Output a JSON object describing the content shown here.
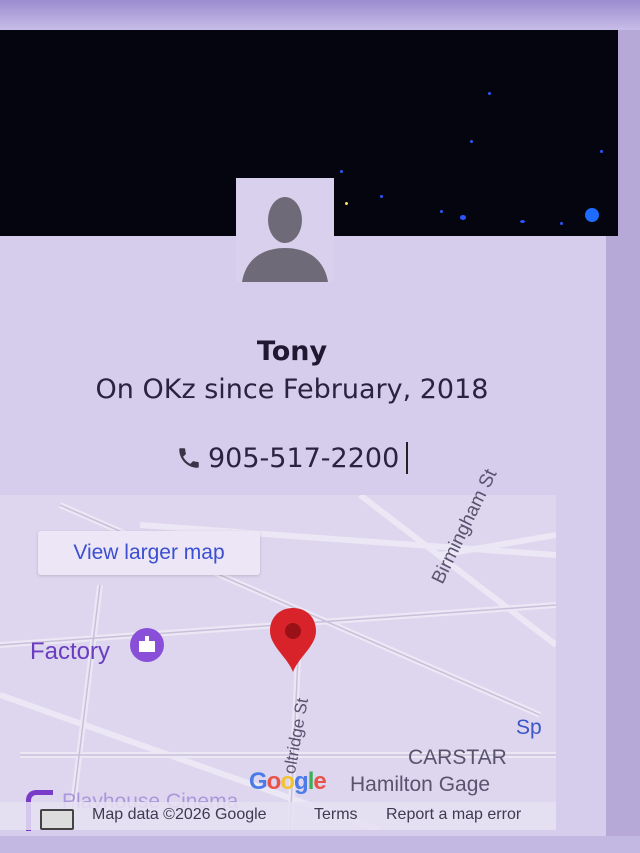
{
  "profile": {
    "name": "Tony",
    "since": "On OKz since February, 2018",
    "phone": "905-517-2200"
  },
  "map": {
    "view_larger": "View larger map",
    "labels": {
      "factory": "Factory",
      "birmingham": "Birmingham St",
      "oltridge": "oltridge St",
      "carstar": "CARSTAR",
      "hamilton": "Hamilton Gage",
      "sp": "Sp",
      "playhouse": "Playhouse Cinema"
    },
    "google_logo": "Google",
    "footer": {
      "map_data": "Map data ©2026 Google",
      "terms": "Terms",
      "report": "Report a map error"
    }
  },
  "colors": {
    "cover": "#050510",
    "card": "#d6cceb",
    "link": "#3b4fd0",
    "pin": "#d8232a",
    "factory": "#6a3dc0"
  },
  "icons": [
    "avatar-silhouette",
    "phone-icon",
    "map-pin-icon",
    "factory-poi-icon",
    "keyboard-icon"
  ]
}
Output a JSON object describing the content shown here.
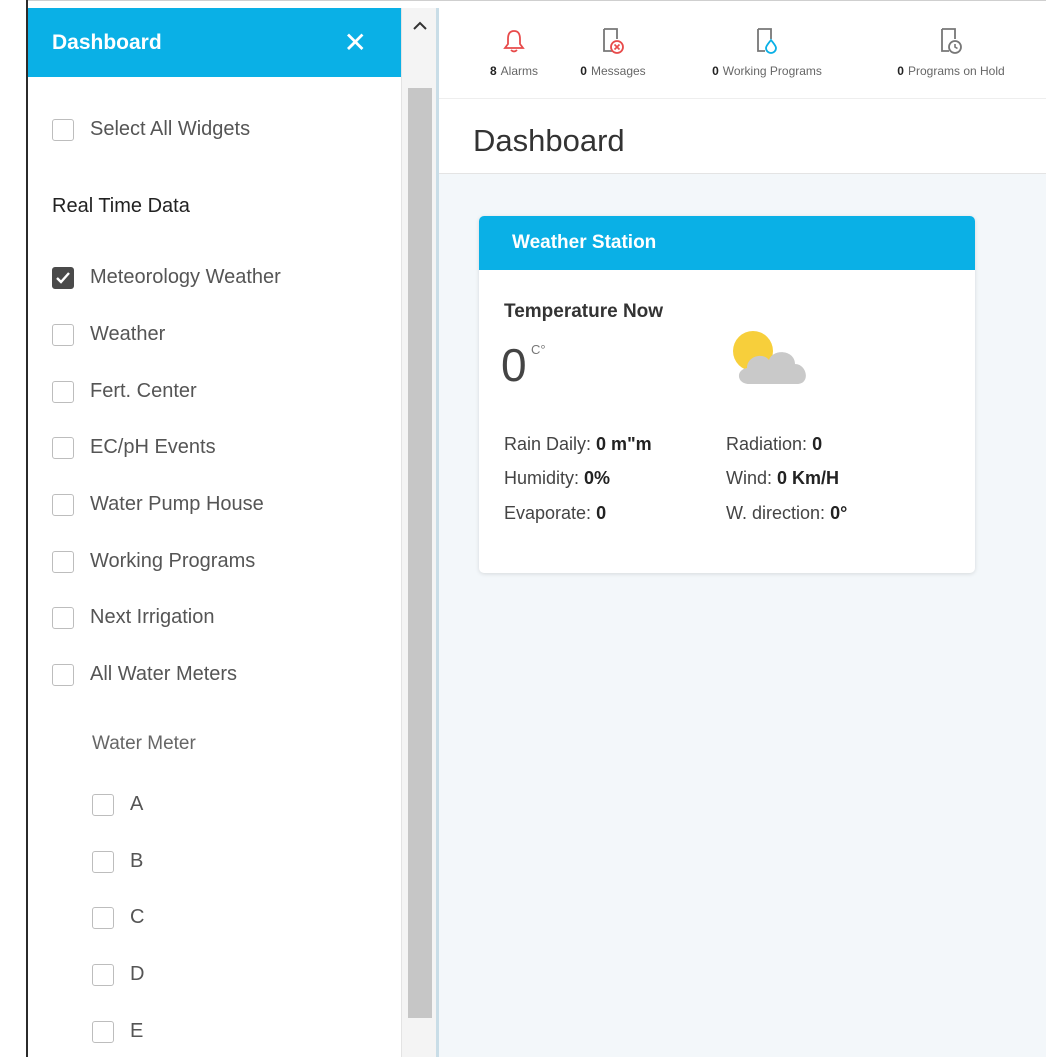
{
  "sidebar": {
    "title": "Dashboard",
    "close_glyph": "✕",
    "select_all": "Select All Widgets",
    "section": "Real Time Data",
    "widgets": [
      {
        "label": "Meteorology Weather",
        "checked": true
      },
      {
        "label": "Weather",
        "checked": false
      },
      {
        "label": "Fert. Center",
        "checked": false
      },
      {
        "label": "EC/pH Events",
        "checked": false
      },
      {
        "label": "Water Pump House",
        "checked": false
      },
      {
        "label": "Working Programs",
        "checked": false
      },
      {
        "label": "Next Irrigation",
        "checked": false
      },
      {
        "label": "All Water Meters",
        "checked": false
      }
    ],
    "water_meter_label": "Water Meter",
    "water_meters": [
      "A",
      "B",
      "C",
      "D",
      "E"
    ]
  },
  "scrollbar": {
    "up_glyph": "^"
  },
  "topbar": {
    "alarms": {
      "count": "8",
      "label": "Alarms",
      "icon": "bell-icon"
    },
    "messages": {
      "count": "0",
      "label": "Messages",
      "icon": "message-error-icon"
    },
    "working": {
      "count": "0",
      "label": "Working Programs",
      "icon": "water-drop-icon"
    },
    "hold": {
      "count": "0",
      "label": "Programs on Hold",
      "icon": "clock-icon"
    }
  },
  "page": {
    "title": "Dashboard"
  },
  "weather_card": {
    "title": "Weather Station",
    "temp_label": "Temperature Now",
    "temp_value": "0",
    "temp_unit": "C°",
    "icon": "partly-cloudy-icon",
    "rain_label": "Rain Daily:",
    "rain_value": "0 m\"m",
    "radiation_label": "Radiation:",
    "radiation_value": "0",
    "humidity_label": "Humidity:",
    "humidity_value": "0%",
    "wind_label": "Wind:",
    "wind_value": "0 Km/H",
    "evaporate_label": "Evaporate:",
    "evaporate_value": "0",
    "direction_label": "W. direction:",
    "direction_value": "0°"
  },
  "colors": {
    "accent": "#0ab0e6",
    "alarm": "#e84b4b",
    "background": "#f3f7fa"
  }
}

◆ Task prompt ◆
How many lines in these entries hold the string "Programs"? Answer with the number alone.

◆ Result of this task ◆
3